Religion played a prominent role in the Hoover family.  His father was Lutheran and his mother either Lutheran or Catholic. Annie made sure J. Edgar attended church regularly. He taught Sunday school, sang in the choir of the Church of the Reformation and was diligent in attending Bible school. His mother wore the pants in the family and J. Edgar defied her only once, when he converted to Presbyterianism.

Slight of stature, ostensibly just 125 pounds when he entered high school, and shorter than many of his classmates, J. Edgar wanted to participate in sports, perhaps to overcome any feelings of physical inferiority, and over the years constructed an image of himself as an avid athlete, even claiming his z-shaped fighter’s nose was the result of being struck by a baseball.
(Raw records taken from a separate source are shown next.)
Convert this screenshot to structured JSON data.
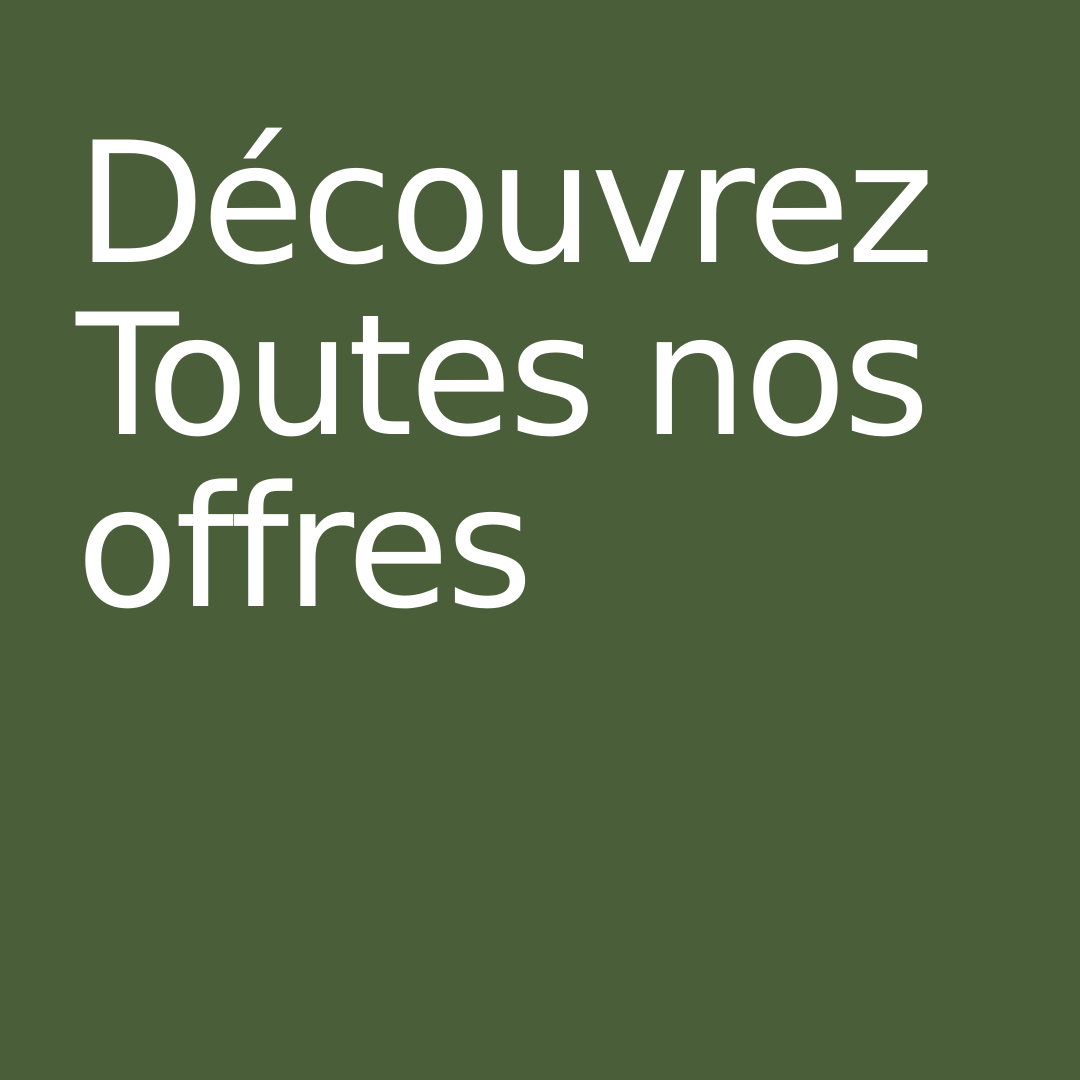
{
  "colors": {
    "background": "#4b5e3a",
    "text": "#ffffff"
  },
  "headline": {
    "line1": "Découvrez",
    "line2": "Toutes nos",
    "line3": "offres"
  }
}
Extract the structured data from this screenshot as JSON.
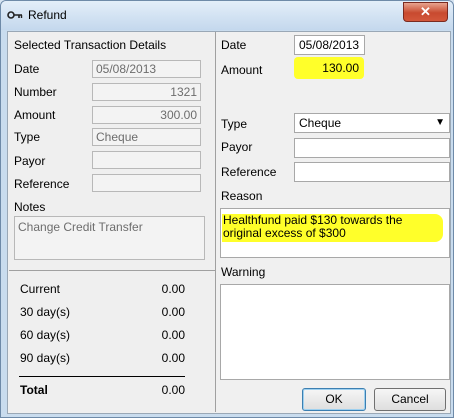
{
  "window": {
    "title": "Refund",
    "close_label": "✕"
  },
  "left": {
    "header": "Selected Transaction Details",
    "fields": [
      {
        "label": "Date",
        "value": "05/08/2013"
      },
      {
        "label": "Number",
        "value": "1321"
      },
      {
        "label": "Amount",
        "value": "300.00"
      },
      {
        "label": "Type",
        "value": "Cheque"
      },
      {
        "label": "Payor",
        "value": ""
      },
      {
        "label": "Reference",
        "value": ""
      }
    ],
    "notes_label": "Notes",
    "notes_value": "Change Credit Transfer",
    "aging": [
      {
        "label": "Current",
        "value": "0.00"
      },
      {
        "label": "30 day(s)",
        "value": "0.00"
      },
      {
        "label": "60 day(s)",
        "value": "0.00"
      },
      {
        "label": "90 day(s)",
        "value": "0.00"
      }
    ],
    "total": {
      "label": "Total",
      "value": "0.00"
    }
  },
  "right": {
    "date_label": "Date",
    "date_value": "05/08/2013",
    "amount_label": "Amount",
    "amount_value": "130.00",
    "type_label": "Type",
    "type_value": "Cheque",
    "payor_label": "Payor",
    "payor_value": "",
    "reference_label": "Reference",
    "reference_value": "",
    "reason_label": "Reason",
    "reason_value": "Healthfund paid $130 towards the original excess of $300",
    "warning_label": "Warning",
    "warning_value": ""
  },
  "buttons": {
    "ok": "OK",
    "cancel": "Cancel"
  },
  "colors": {
    "highlight": "#ffff2a",
    "title_bar": "#c4d8ed",
    "close_button": "#c84a2f"
  }
}
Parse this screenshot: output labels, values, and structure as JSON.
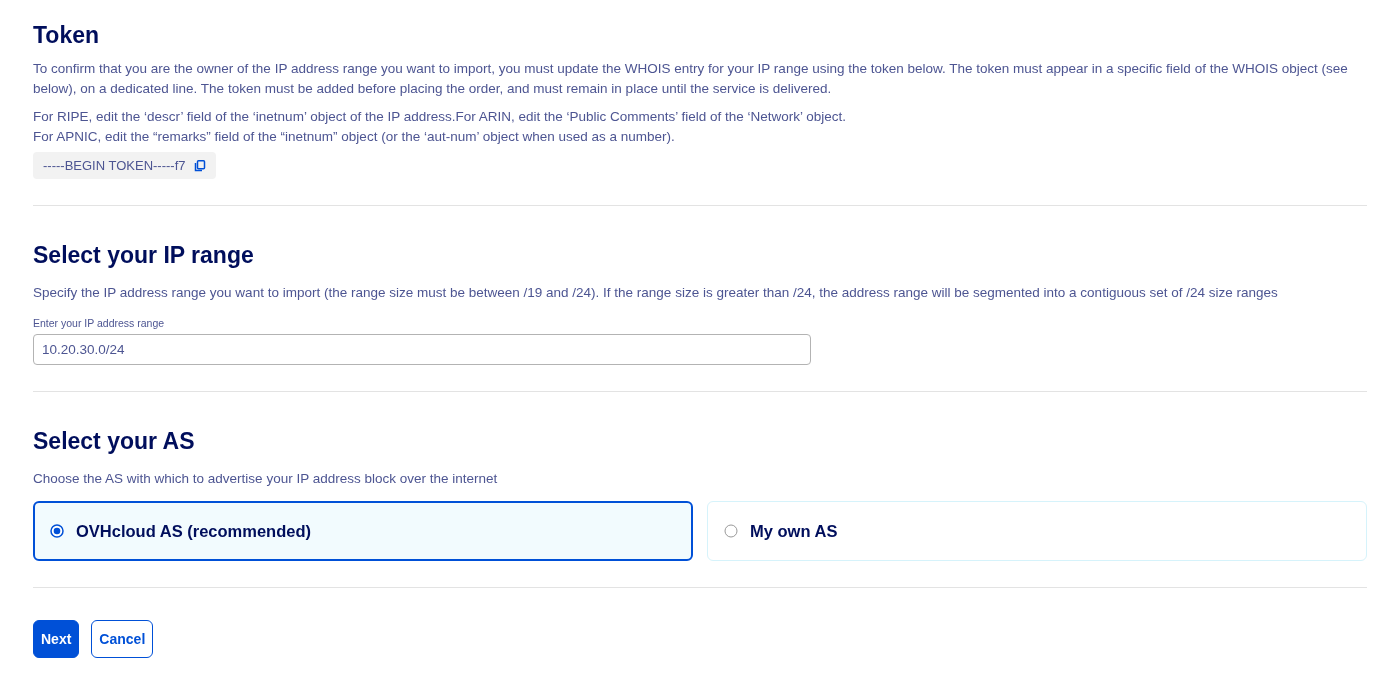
{
  "token_section": {
    "title": "Token",
    "paragraphs": [
      "To confirm that you are the owner of the IP address range you want to import, you must update the WHOIS entry for your IP range using the token below. The token must appear in a specific field of the WHOIS object (see below), on a dedicated line. The token must be added before placing the order, and must remain in place until the service is delivered."
    ],
    "instructions": [
      "For RIPE, edit the ‘descr’ field of the ‘inetnum’ object of the IP address.For ARIN, edit the ‘Public Comments’ field of the ‘Network’ object.",
      "For APNIC, edit the “remarks” field of the “inetnum” object (or the ‘aut-num’ object when used as a number)."
    ],
    "token": "-----BEGIN TOKEN-----f7"
  },
  "ip_section": {
    "title": "Select your IP range",
    "description": "Specify the IP address range you want to import (the range size must be between /19 and /24). If the range size is greater than /24, the address range will be segmented into a contiguous set of /24 size ranges",
    "field": {
      "label": "Enter your IP address range",
      "value": "10.20.30.0/24"
    }
  },
  "as_section": {
    "title": "Select your AS",
    "description": "Choose the AS with which to advertise your IP address block over the internet",
    "options": [
      {
        "label": "OVHcloud AS (recommended)",
        "selected": true
      },
      {
        "label": "My own AS",
        "selected": false
      }
    ]
  },
  "buttons": [
    {
      "label": "Next",
      "kind": "primary"
    },
    {
      "label": "Cancel",
      "kind": "secondary"
    }
  ]
}
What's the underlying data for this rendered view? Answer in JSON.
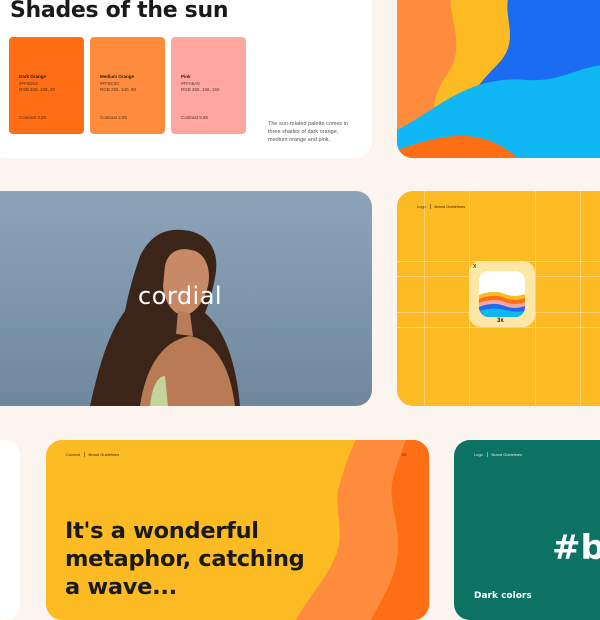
{
  "palette_card": {
    "title": "Shades of the sun",
    "description": "The sun-related palette comes in three shades of dark orange, medium orange and pink.",
    "swatches": [
      {
        "name": "Dark Orange",
        "hex": "#FF6D14",
        "rgb": "RGB 255, 109, 20",
        "contrast": "Contrast 3.28",
        "color": "#ff6d14"
      },
      {
        "name": "Medium Orange",
        "hex": "#FF8C3C",
        "rgb": "RGB 255, 140, 60",
        "contrast": "Contrast 2.85",
        "color": "#ff8c3c"
      },
      {
        "name": "Pink",
        "hex": "#FFA6A0",
        "rgb": "RGB 255, 166, 160",
        "contrast": "Contrast 9.85",
        "color": "#ffa6a0"
      }
    ]
  },
  "photo_card": {
    "logo_text": "cordial"
  },
  "logo_grid_card": {
    "header": {
      "section": "Logo",
      "doc": "Brand Guidelines"
    },
    "x_label": "x",
    "scale_label": "3x"
  },
  "quote_card": {
    "header": {
      "section": "Content",
      "doc": "Brand Guidelines",
      "page": "03"
    },
    "quote_line_1": "It's a wonderful",
    "quote_line_2": "metaphor, catching",
    "quote_line_3": "a wave..."
  },
  "dark_card": {
    "header": {
      "section": "Logo",
      "doc": "Brand Guidelines"
    },
    "hash_text": "#b",
    "label": "Dark colors"
  },
  "colors": {
    "background": "#fbf4ef",
    "yellow": "#fcbb22",
    "orange": "#ff6d14",
    "blue": "#1b6cf2",
    "light_blue": "#0fb8f5",
    "teal": "#0b7264"
  }
}
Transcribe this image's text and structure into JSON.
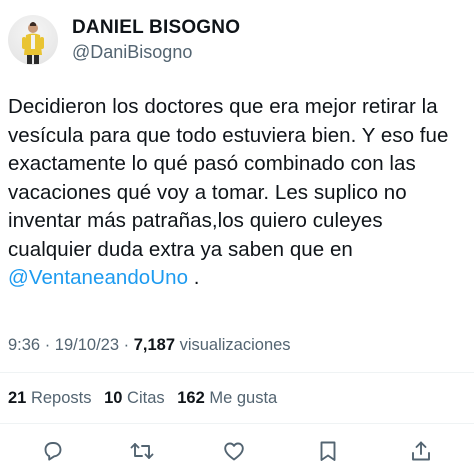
{
  "header": {
    "display_name": "DANIEL BISOGNO",
    "handle": "@DaniBisogno"
  },
  "tweet": {
    "text": "Decidieron los doctores que era mejor retirar la\nvesícula para que todo estuviera bien. Y eso fue\nexactamente lo qué pasó combinado con las\nvacaciones qué voy a tomar. Les suplico no\ninventar más patrañas,los quiero culeyes\ncualquier duda extra ya saben que en\n",
    "mention": "@VentaneandoUno",
    "trailing": " ."
  },
  "meta": {
    "time": "9:36",
    "separator1": " · ",
    "date": "19/10/23",
    "separator2": " · ",
    "views_count": "7,187",
    "views_label": " visualizaciones"
  },
  "stats": {
    "reposts_count": "21",
    "reposts_label": "Reposts",
    "quotes_count": "10",
    "quotes_label": "Citas",
    "likes_count": "162",
    "likes_label": "Me gusta"
  },
  "actions": [
    "reply-icon",
    "repost-icon",
    "like-icon",
    "bookmark-icon",
    "share-icon"
  ],
  "colors": {
    "text": "#0f1419",
    "secondary": "#536471",
    "link": "#1d9bf0",
    "divider": "#eff3f4"
  }
}
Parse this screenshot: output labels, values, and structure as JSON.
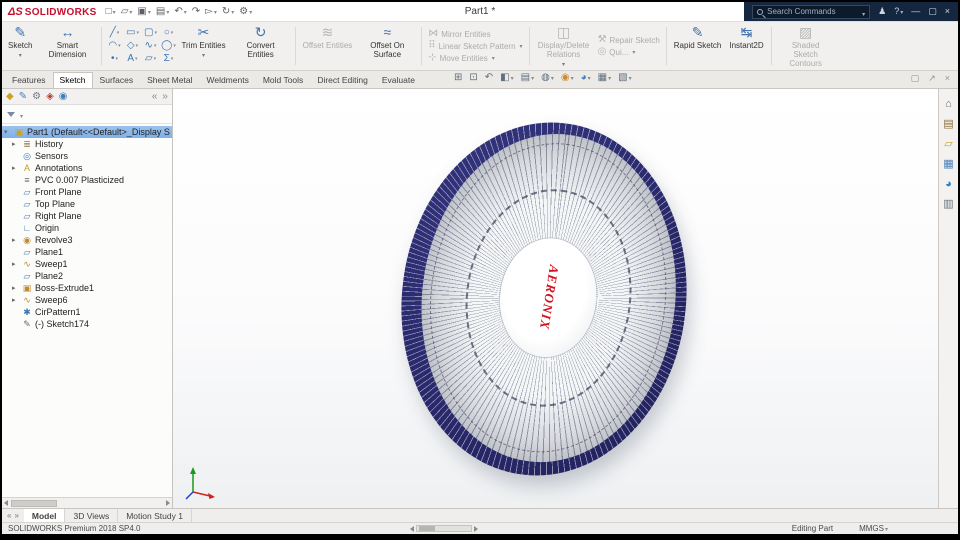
{
  "titlebar": {
    "brand_mark": "ΔS",
    "brand": "SOLIDWORKS",
    "doc_title": "Part1 *",
    "search_placeholder": "Search Commands",
    "qat_icons": [
      {
        "name": "new-file-icon",
        "glyph": "□",
        "caret": true
      },
      {
        "name": "open-file-icon",
        "glyph": "▱",
        "caret": true
      },
      {
        "name": "save-icon",
        "glyph": "▣",
        "caret": true
      },
      {
        "name": "print-icon",
        "glyph": "▤",
        "caret": true
      },
      {
        "name": "undo-icon",
        "glyph": "↶",
        "caret": true
      },
      {
        "name": "redo-icon",
        "glyph": "↷"
      },
      {
        "name": "select-icon",
        "glyph": "▻",
        "caret": true
      },
      {
        "name": "rebuild-icon",
        "glyph": "↻",
        "caret": true
      },
      {
        "name": "options-icon",
        "glyph": "⚙",
        "caret": true
      }
    ],
    "window_icons": [
      {
        "name": "user-icon",
        "glyph": "♟"
      },
      {
        "name": "help-icon",
        "glyph": "?",
        "caret": true
      },
      {
        "name": "minimize-icon",
        "glyph": "—"
      },
      {
        "name": "maximize-icon",
        "glyph": "▢"
      },
      {
        "name": "close-icon",
        "glyph": "×"
      }
    ]
  },
  "icons": {
    "sketch": "✎",
    "smart_dimension": "↔",
    "trim": "✂",
    "convert": "↻",
    "offset": "≋",
    "offset_surface": "≈",
    "mirror": "⋈",
    "linear_pattern": "⠿",
    "move": "⊹",
    "display_delete": "◫",
    "repair": "⚒",
    "quick_snaps": "◎",
    "rapid": "✎",
    "instant2d": "↹",
    "shaded_contours": "▨",
    "part_root": "▣"
  },
  "ribbon": {
    "sketch": "Sketch",
    "smart_dimension": "Smart Dimension",
    "trim": "Trim Entities",
    "convert": "Convert Entities",
    "offset": "Offset Entities",
    "offset_surface": "Offset On Surface",
    "mirror": "Mirror Entities",
    "linear_pattern": "Linear Sketch Pattern",
    "move": "Move Entities",
    "display_delete": "Display/Delete Relations",
    "repair": "Repair Sketch",
    "quick_snaps": "Qui...",
    "rapid": "Rapid Sketch",
    "instant2d": "Instant2D",
    "shaded_contours": "Shaded Sketch Contours",
    "entity_icons": [
      {
        "name": "line-icon",
        "glyph": "╱"
      },
      {
        "name": "rectangle-icon",
        "glyph": "▭"
      },
      {
        "name": "slot-icon",
        "glyph": "▢"
      },
      {
        "name": "circle-icon",
        "glyph": "○"
      },
      {
        "name": "arc-icon",
        "glyph": "◠"
      },
      {
        "name": "polygon-icon",
        "glyph": "◇"
      },
      {
        "name": "spline-icon",
        "glyph": "∿"
      },
      {
        "name": "ellipse-icon",
        "glyph": "◯"
      },
      {
        "name": "point-icon",
        "glyph": "•"
      },
      {
        "name": "text-icon",
        "glyph": "A"
      },
      {
        "name": "plane-icon",
        "glyph": "▱"
      },
      {
        "name": "equation-icon",
        "glyph": "Σ"
      }
    ]
  },
  "tabs": {
    "items": [
      "Features",
      "Sketch",
      "Surfaces",
      "Sheet Metal",
      "Weldments",
      "Mold Tools",
      "Direct Editing",
      "Evaluate"
    ],
    "active": "Sketch"
  },
  "headsup": {
    "icons": [
      {
        "name": "zoom-fit-icon",
        "glyph": "⊞",
        "color": "#5f6f7d"
      },
      {
        "name": "zoom-area-icon",
        "glyph": "⊡",
        "color": "#5f6f7d"
      },
      {
        "name": "previous-view-icon",
        "glyph": "↶",
        "color": "#5f6f7d"
      },
      {
        "name": "section-view-icon",
        "glyph": "◧",
        "color": "#5f6f7d",
        "caret": true
      },
      {
        "name": "view-orientation-icon",
        "glyph": "▤",
        "color": "#5f6f7d",
        "caret": true
      },
      {
        "name": "display-style-icon",
        "glyph": "◍",
        "color": "#5f6f7d",
        "caret": true
      },
      {
        "name": "hide-show-icon",
        "glyph": "◉",
        "color": "#d08a2e",
        "caret": true
      },
      {
        "name": "edit-appearance-icon",
        "glyph": "◕",
        "color": "#3f7fbf",
        "caret": true
      },
      {
        "name": "scene-icon",
        "glyph": "▦",
        "color": "#5f6f7d",
        "caret": true
      },
      {
        "name": "view-settings-icon",
        "glyph": "▧",
        "color": "#5f6f7d",
        "caret": true
      }
    ]
  },
  "tabrow_right": [
    {
      "name": "display-pane-icon",
      "glyph": "▢"
    },
    {
      "name": "fullscreen-icon",
      "glyph": "↗"
    },
    {
      "name": "close-pane-icon",
      "glyph": "×"
    }
  ],
  "panel": {
    "tabs": [
      {
        "name": "feature-manager-tab-icon",
        "glyph": "◆",
        "color": "#c9a227"
      },
      {
        "name": "property-manager-tab-icon",
        "glyph": "✎",
        "color": "#3f7fbf"
      },
      {
        "name": "configuration-manager-tab-icon",
        "glyph": "⚙",
        "color": "#707a84"
      },
      {
        "name": "dimxpert-manager-tab-icon",
        "glyph": "◈",
        "color": "#b04040"
      },
      {
        "name": "display-manager-tab-icon",
        "glyph": "◉",
        "color": "#3f7fbf"
      },
      {
        "name": "panel-scroll-left-icon",
        "glyph": "«",
        "color": "#8a8a8a"
      },
      {
        "name": "panel-scroll-right-icon",
        "glyph": "»",
        "color": "#8a8a8a"
      }
    ]
  },
  "tree": {
    "root": "Part1 (Default<<Default>_Display S",
    "items": [
      {
        "label": "History",
        "icon": "history-icon",
        "glyph": "≣",
        "color": "#8a7340",
        "expand": true
      },
      {
        "label": "Sensors",
        "icon": "sensors-icon",
        "glyph": "◎",
        "color": "#3a78b0",
        "expand": false
      },
      {
        "label": "Annotations",
        "icon": "annotations-icon",
        "glyph": "A",
        "color": "#c59a2a",
        "expand": true
      },
      {
        "label": "PVC 0.007 Plasticized",
        "icon": "material-icon",
        "glyph": "≡",
        "color": "#5f6b77",
        "expand": false
      },
      {
        "label": "Front Plane",
        "icon": "plane-icon",
        "glyph": "▱",
        "color": "#4a7fb5",
        "expand": false
      },
      {
        "label": "Top Plane",
        "icon": "plane-icon",
        "glyph": "▱",
        "color": "#4a7fb5",
        "expand": false
      },
      {
        "label": "Right Plane",
        "icon": "plane-icon",
        "glyph": "▱",
        "color": "#4a7fb5",
        "expand": false
      },
      {
        "label": "Origin",
        "icon": "origin-icon",
        "glyph": "∟",
        "color": "#3a78b0",
        "expand": false
      },
      {
        "label": "Revolve3",
        "icon": "revolve-icon",
        "glyph": "◉",
        "color": "#c28a2c",
        "expand": true
      },
      {
        "label": "Plane1",
        "icon": "plane-icon",
        "glyph": "▱",
        "color": "#4a7fb5",
        "expand": false
      },
      {
        "label": "Sweep1",
        "icon": "sweep-icon",
        "glyph": "∿",
        "color": "#c28a2c",
        "expand": true
      },
      {
        "label": "Plane2",
        "icon": "plane-icon",
        "glyph": "▱",
        "color": "#4a7fb5",
        "expand": false
      },
      {
        "label": "Boss-Extrude1",
        "icon": "extrude-icon",
        "glyph": "▣",
        "color": "#c28a2c",
        "expand": true
      },
      {
        "label": "Sweep6",
        "icon": "sweep-icon",
        "glyph": "∿",
        "color": "#c28a2c",
        "expand": true
      },
      {
        "label": "CirPattern1",
        "icon": "circular-pattern-icon",
        "glyph": "✱",
        "color": "#3a78b0",
        "expand": false
      },
      {
        "label": "(-) Sketch174",
        "icon": "sketch-icon",
        "glyph": "✎",
        "color": "#5f6b77",
        "expand": false
      }
    ]
  },
  "viewport": {
    "brand_text": "AERONIX"
  },
  "taskpane": {
    "icons": [
      {
        "name": "resources-home-icon",
        "glyph": "⌂",
        "color": "#67727c"
      },
      {
        "name": "design-library-icon",
        "glyph": "▤",
        "color": "#8a6d3b"
      },
      {
        "name": "file-explorer-icon",
        "glyph": "▱",
        "color": "#c9a227"
      },
      {
        "name": "view-palette-icon",
        "glyph": "▦",
        "color": "#4a7fb5"
      },
      {
        "name": "appearances-icon",
        "glyph": "◕",
        "color": "#2f7fc0"
      },
      {
        "name": "custom-properties-icon",
        "glyph": "▥",
        "color": "#67727c"
      }
    ]
  },
  "bottom": {
    "tabs": [
      "Model",
      "3D Views",
      "Motion Study 1"
    ],
    "active": "Model"
  },
  "status": {
    "left": "SOLIDWORKS Premium 2018 SP4.0",
    "editing": "Editing Part",
    "units": "MMGS"
  }
}
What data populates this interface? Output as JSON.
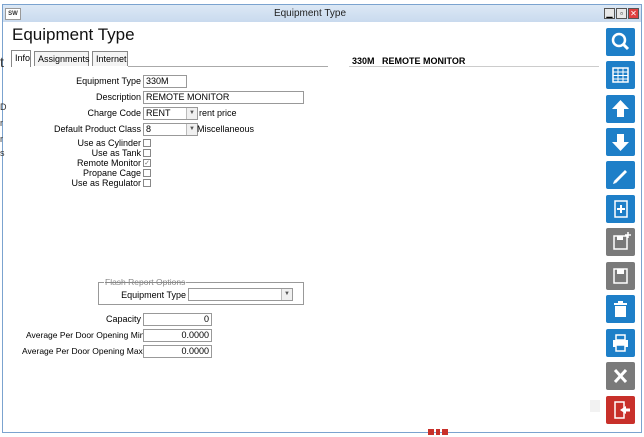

It was not; it had to do with the aftereffects of a boil.  He also claimed his high-school nickname, “Speed,” was attributable to his prowess on the football field. It was not; it had to do with his elocution. His height remained a sensitive issue for the remainder of his life. A dais had to be built under his office chair to make him appear taller, and Crime Records, the FBI public relations unit, described him as “just a shade under six feet tall.”

Excelling in academics, J. Edgar earned superior marks in every class; however, his interest shifted to the school’s Cadet Corps training, a predecessor to today’s ROTC programs.  J. Edgar climbed through the ranks quickly, rising to the rank of captain and in March 1913, led . . .